in April, 2005 as a percentage of budget target was better at 5.9 percent as
against 6.3 percent last year, mainly on account of a lower non-plan
Taking cognizance of the noteworthy fiscal performance, the Finance Minister
has hinted that the center’s fiscal deficit would be less than 4.1 percent of GDP
in 2005-06 as against the budgeted 4.3 percent. The optimism on doing better
than last year stems from expected revenue buoyancy as well as the intent to
curtail government borrowings for the current year.
Such a more towards fiscal discipline would arguably be the most important
step towards a hospitable macro economic environment in the country and
would auger well for sustained economic growth.
Foreign Direct Investment has picked up to US$ 4.47 billion during April-February,
2004-05. Total portfolio investments during the period were $7.31 billion during
this period taking total foreign investment flows to $11.78 billion. The inflow of
commercial bank deposits of the non-resident Indians declined by $1.67 billion
during April-February, 2004-05. This is in sharp contrast to the net inflows of $3.87
billion during the corresponding period of the previous year.
Inflation rate as measured by the wholesale price index has gone up from 5.4%
in 2003-04 to 6.4% in 2004-05. The rates has picked up from 4.5% in April 2004 to a
peak level of 8.5% in August 2004 and then slowed down to 4.9% in February
2004. It edged up to 5.2% in March 2005.
The rise in prices could be attributed to a steep climb in fuel prices, which rose
from 6.3 percent in 2003-04 to 10 percent in 2004-05 and a pick-up in prices in
the manufacturing sector. The sector recorded an inflation of 6.1 percent in
2004-05 as compared to 5.6 percent in 2003-04.
However, at the onset of the current fiscal, there has been a down ward
movement in the rate of inflation as measured by Wholesale Price Index.
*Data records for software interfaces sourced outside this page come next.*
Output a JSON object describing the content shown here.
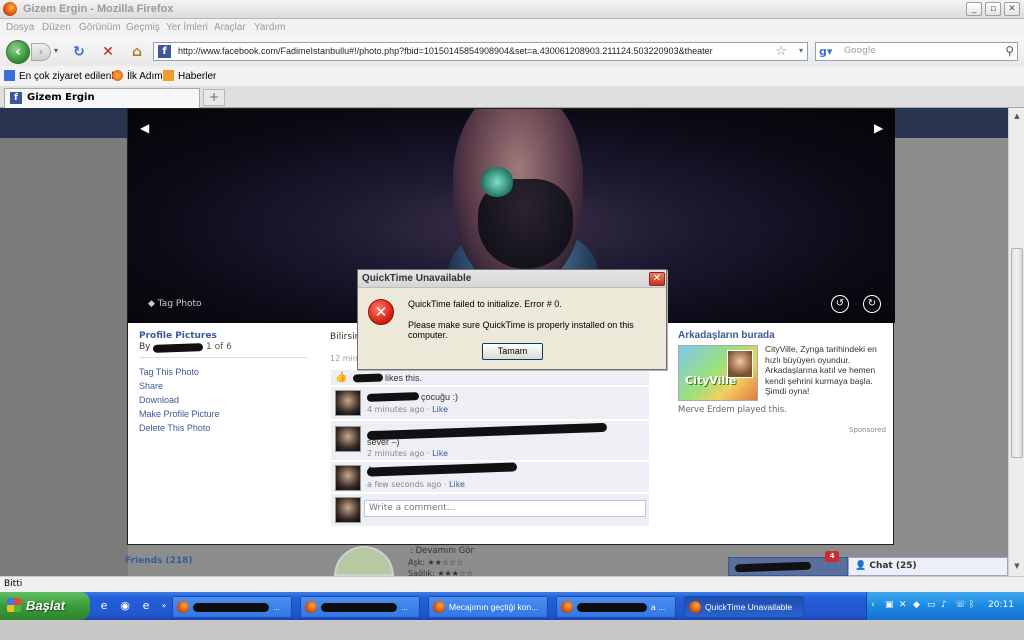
{
  "window": {
    "title": "Gizem Ergin - Mozilla Firefox",
    "menu": [
      "Dosya",
      "Düzen",
      "Görünüm",
      "Geçmiş",
      "Yer İmleri",
      "Araçlar",
      "Yardım"
    ]
  },
  "navbar": {
    "url": "http://www.facebook.com/FadimeIstanbullu#!/photo.php?fbid=10150145854908904&set=a.430061208903.211124.503220903&theater",
    "search_placeholder": "Google"
  },
  "bookmarks": [
    "En çok ziyaret edilenler",
    "İlk Adım",
    "Haberler"
  ],
  "tab": {
    "label": "Gizem Ergin",
    "new_tab": "+"
  },
  "photo": {
    "tag_label": "Tag Photo",
    "prev": "◀",
    "next": "▶"
  },
  "left_panel": {
    "album": "Profile Pictures",
    "by": "By",
    "position": "1 of 6",
    "actions": [
      "Tag This Photo",
      "Share",
      "Download",
      "Make Profile Picture",
      "Delete This Photo"
    ]
  },
  "middle_panel": {
    "caption": "Bilirsin",
    "posted": "12 minu",
    "likes": "likes this.",
    "comments": [
      {
        "text": "çocuğu :)",
        "time": "4 minutes ago",
        "like": "Like"
      },
      {
        "text": "sever –)",
        "time": "2 minutes ago",
        "like": "Like"
      },
      {
        "text": "A",
        "time": "a few seconds ago",
        "like": "Like"
      }
    ],
    "comment_placeholder": "Write a comment..."
  },
  "right_panel": {
    "heading": "Arkadaşların burada",
    "ad_logo": "CityVille",
    "ad_text": "CityVille, Zynga tarihindeki en hızlı büyüyen oyundur. Arkadaşlarına katıl ve hemen kendi şehrini kurmaya başla. Şimdi oyna!",
    "played": "Merve Erdem played this.",
    "sponsored": "Sponsored"
  },
  "page_bottom": {
    "friends": "Friends (218)",
    "devamini": ": Devamını Gör",
    "ask": "Aşk: ★★☆☆☆",
    "saglik": "Sağlık: ★★★☆☆"
  },
  "chat": {
    "label": "Chat (25)",
    "notif_count": "4"
  },
  "dialog": {
    "title": "QuickTime Unavailable",
    "message1": "QuickTime failed to initialize.  Error # 0.",
    "message2": "Please make sure QuickTime is properly installed on this computer.",
    "ok_label": "Tamam"
  },
  "status": {
    "text": "Bitti"
  },
  "taskbar": {
    "start": "Başlat",
    "tasks": [
      {
        "label": "..."
      },
      {
        "label": "..."
      },
      {
        "label": "Mecajımın geçtiği kon..."
      },
      {
        "label": "a ..."
      },
      {
        "label": "QuickTime Unavailable"
      }
    ],
    "clock": "20:11"
  },
  "colors": {
    "facebook_blue": "#3b5998",
    "xp_taskbar": "#245ed6",
    "xp_start_green": "#3c9a3c",
    "error_red": "#d01a0a"
  }
}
This is
borne out by the fact that the annual rate of WPI based inflation has dropped
to a two month low and eased to 5.20 percent for the week ended 28th
2005 as against 5.38 percent in the previous week and 5.61 percent in the
corresponding week of the previous year. This is on account of easing of prices
of metal products, even as prices of other industrial products and food have
gone up marginally.
The point to point rate of inflation based on Consumer Price Index for Industrial
workers (CPI-IW) is 4.2 percent in March, 2005.
Stock Market Trends
After reaching an all time high of 6915 in the first week of March, 2005, the
sensex has continued to drop and by end April the sensex was down by 11
percent. Industry-wise data reveals that the decline in April was widespread.
The current downtrend could be attributed to lower investments by foreign
institutional investors. The positive features such as hopes of better quarterly
corporate results and expectation of normal monsoon has failed uplift the
On the other hand, the primary capital markets has continued to attract funds in
April, 2005 through the response is relatively subdued as compared to the same
period last year. Resources raised by domestic floatations stood at Rs.3329 crore
in April, 2005 which was lower than Rs.4646 crore raised in April, 2004.